For businesses, it is not about the application but the interface, the interface is the application. Virtual worlds are the modern functionality-extending overlay for any existing application, a 3D real-time information-rich collaboration environment. Some examples include IBM's virtual NOC business, constructing VNOCs for their own and client operations, Intel's in-world Dev Zone developer network meetings and Coke's "Virtual Thirst," Cisco's "Connected Life" and Osram Lighting's "One Million Dollar Idea" virtual world creativity campaigns.

IBM Watson's VNOC (Virtual Network Operations Center)
Click here to teleport

Due to resource consumption, virtual worlds are not yet used pervasively by most people; they are an application to log into intermittently, just like the Internet was before broadband. It could be in five years that computer processing power and broadband speeds, including on the mobile platform, make virtual world pervasiveness possible. Even before then, it will probably be as natural to book an airline ticket in-world via a travel sim as it would be to go to Orbitz.

How could progress not be underway in an evolution from users to residents?

Sunday, December 02, 2007

Molecular assembler adoption

What would the technology adoption curve for the molecular assembler look like?
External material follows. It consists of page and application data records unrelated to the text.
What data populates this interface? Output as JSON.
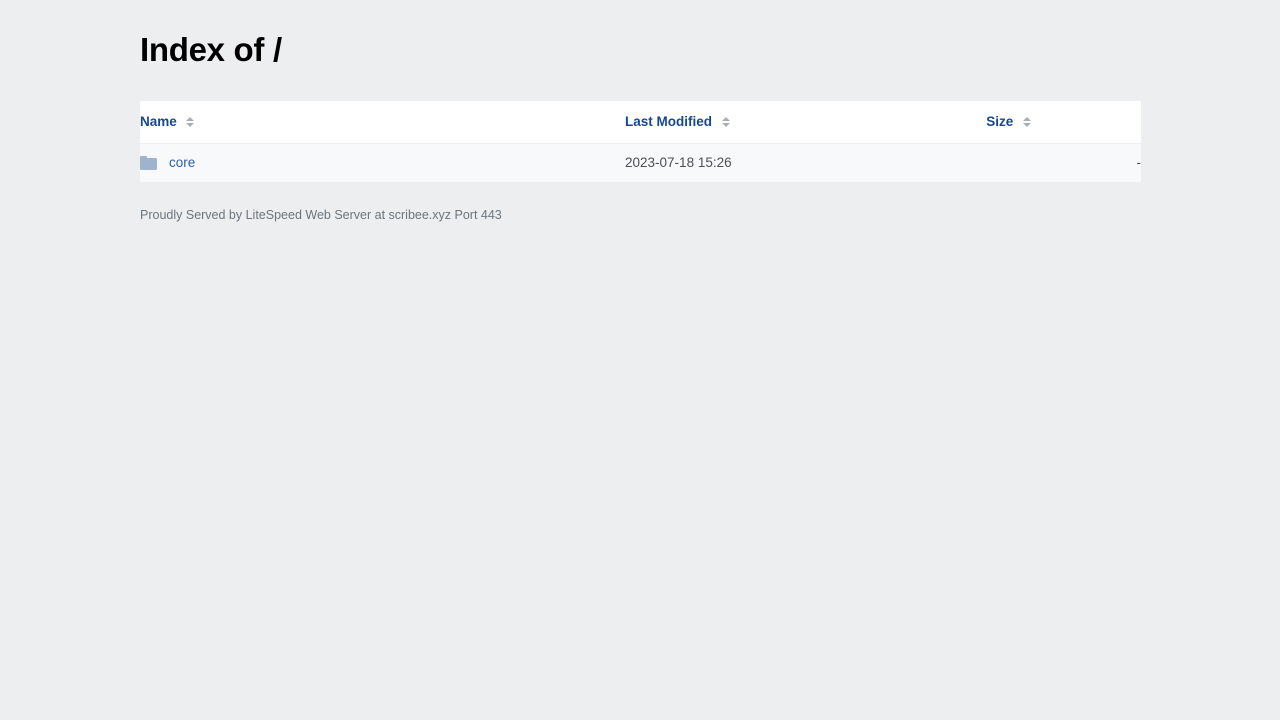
{
  "page": {
    "title": "Index of /",
    "background_color": "#eceef0"
  },
  "table": {
    "columns": [
      {
        "key": "name",
        "label": "Name",
        "align": "left",
        "sortable": true,
        "sort_icon": "sort-updown-icon"
      },
      {
        "key": "last_modified",
        "label": "Last Modified",
        "align": "left",
        "sortable": true,
        "sort_icon": "sort-updown-icon"
      },
      {
        "key": "size",
        "label": "Size",
        "align": "right",
        "sortable": true,
        "sort_icon": "sort-updown-icon"
      }
    ],
    "rows": [
      {
        "icon": "folder-icon",
        "name": "core",
        "last_modified": "2023-07-18 15:26",
        "size": "-"
      }
    ]
  },
  "footer": {
    "text": "Proudly Served by LiteSpeed Web Server at scribee.xyz Port 443"
  },
  "colors": {
    "header_link": "#17478f",
    "row_link": "#2f5fa8",
    "folder": "#9fb3ca",
    "row_background": "#f8f9fa",
    "header_background": "#ffffff",
    "muted_text": "#6c757d"
  }
}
A molecular assembler is a home appliance which would sit on a countertop supplied by water, element canisters and electricity and make items on demand such as food, clothing or other objects personally created or generated from designs found on the Internet.

Molecular Assembler,
As with other technologies like the personal computer, cell phone, Internet, TIVO/DVR, iPod, etc., there would likely be a gap between launch and widespread adoption. Not everyone wants to or can be an early adopter. People watch new technologies as their friends and other people buy and use them; they assess the price point for value and killer app-ability and adopt when it becomes personally relevant and possible. Although the time curves are increasingly compressed, it is still taking a few years for technologies to reach mainstream penetration.

Theoretically, the molecular assembler adoption curve could be much quicker than with other technologies because the dream of a machine that can make anything is of course that it can make copies of itself so that everyone can have one. While this may be the ultimate result, it is unlikely in the first phase since the intricate nanoscale molecular machinery components of the molecular assembler will need to be manufactured and assembled at special nanotechnology facilities. The first molecular assemblers will likely quite expensive.

Even when molecular assemblers can be manufactured or copied with ease, the supply canisters need to be considered. The element cartridges for the main CHON stream, carbon, hydrogen, oxygen and nitrogen, plus specialty element cartridges are conceptually similar to laser printer ink cartridges. The element cartridges will need to be manufactured and distributed (e.g.; head over to Fry’s for a hydrogen cartridge) or there will need to be local refilling stations, possible via the existing gas or food distribution channels. Eventually, there could be utility feeds into communities or houses with measured usage.

Governments, having every interest in a stable transition to the molecular assembler and the post-scarcity economy (PSE), would likely regulate or otherwise attempt to control the distribution and refilling of element cartridges and possibly the assemblers themselves. Providing assemblers and element cartridges would be big business, attracting corporate and entrepreneurial activity to find effective ways to supply the demand.

Another factor inhibiting the immediate widespread adoption of molecular assemblers would be the need to have a fully developed value chain or offering ecosystem, particularly having some sort of recycling mechanism for unwanted or waste material from the assembler.

In summary, the factors influencing molecular assembler adoption would be like those of any technology adoption: cost, availability and application.